A series of duets introduces the audience more intimately to the relationships within the group. The first is an elegant duet danced by Andrew J Liu and Jodie Toogood. The lovers dance with long lines and fluid partnering, and left me with a smile on my face and a warm feeling in my heart.
The second duet touched on a very poignant subject affecting many relationships in this modern world … mobile phones. Curé cleverly depicts how so many people go about their lives with their faces glued to their mobiles and how it can negatively impact relationships and our ability to have meaningful connections with others.
The third duet had a much lighter tone, shining the spotlight on two best friends. Jake O’Brien and Brandon Anderson were both charming and cheeky, producing lots of laughter from the audience and proving that best friends can always cheer you up no matter how down you feel!
“After losing one of their own, a tight-knit friendship circle must navigate the rapidly changing landscape of their relationships.”
At this point I could feel tears welling. Curé did such a good job of making the audience feel like they were part of the Table of Eight group of friends that when one of the lovers passed away, there were plenty of audience members doing the sly wiping-away of tears!
The intimate performance space coupled with Curé’s emotive music choices definitely enhanced the experience for the audience. The large table and eight chairs were cleverly used throughout the piece with seamless transitions. I had a goosebumps moment when the table was momentarily used to symbolize the lover’s coffin, sombrely carried by the four men.
I enjoyed Curé’s SYTYCD lyrical style of choreography used for this storytelling type of evening. I believe that there is a lot of potential for lyrical to be used for more full-length evenings of dance and look forward to seeing what’s next for the Lion Heart Company.

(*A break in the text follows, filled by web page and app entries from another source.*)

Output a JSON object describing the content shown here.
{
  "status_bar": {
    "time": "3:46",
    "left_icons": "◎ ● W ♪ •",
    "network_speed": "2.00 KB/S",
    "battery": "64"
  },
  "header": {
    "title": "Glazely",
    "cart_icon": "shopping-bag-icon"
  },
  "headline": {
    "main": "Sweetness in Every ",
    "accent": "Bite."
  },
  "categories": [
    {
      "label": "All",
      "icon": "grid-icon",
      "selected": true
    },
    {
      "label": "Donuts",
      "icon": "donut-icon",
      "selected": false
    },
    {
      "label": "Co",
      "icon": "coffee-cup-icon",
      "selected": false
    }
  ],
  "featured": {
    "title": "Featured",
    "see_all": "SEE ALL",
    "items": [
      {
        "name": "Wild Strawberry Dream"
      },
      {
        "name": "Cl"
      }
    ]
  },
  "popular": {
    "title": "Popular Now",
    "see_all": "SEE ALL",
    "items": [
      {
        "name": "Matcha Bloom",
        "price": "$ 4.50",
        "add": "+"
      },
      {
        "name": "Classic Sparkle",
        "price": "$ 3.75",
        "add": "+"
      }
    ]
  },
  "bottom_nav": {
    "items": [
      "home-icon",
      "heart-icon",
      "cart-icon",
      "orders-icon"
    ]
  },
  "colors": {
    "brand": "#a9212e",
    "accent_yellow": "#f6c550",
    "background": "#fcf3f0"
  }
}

Hats off to Benjamin Curé and his dancers for a fantastic evening of dance and storytelling.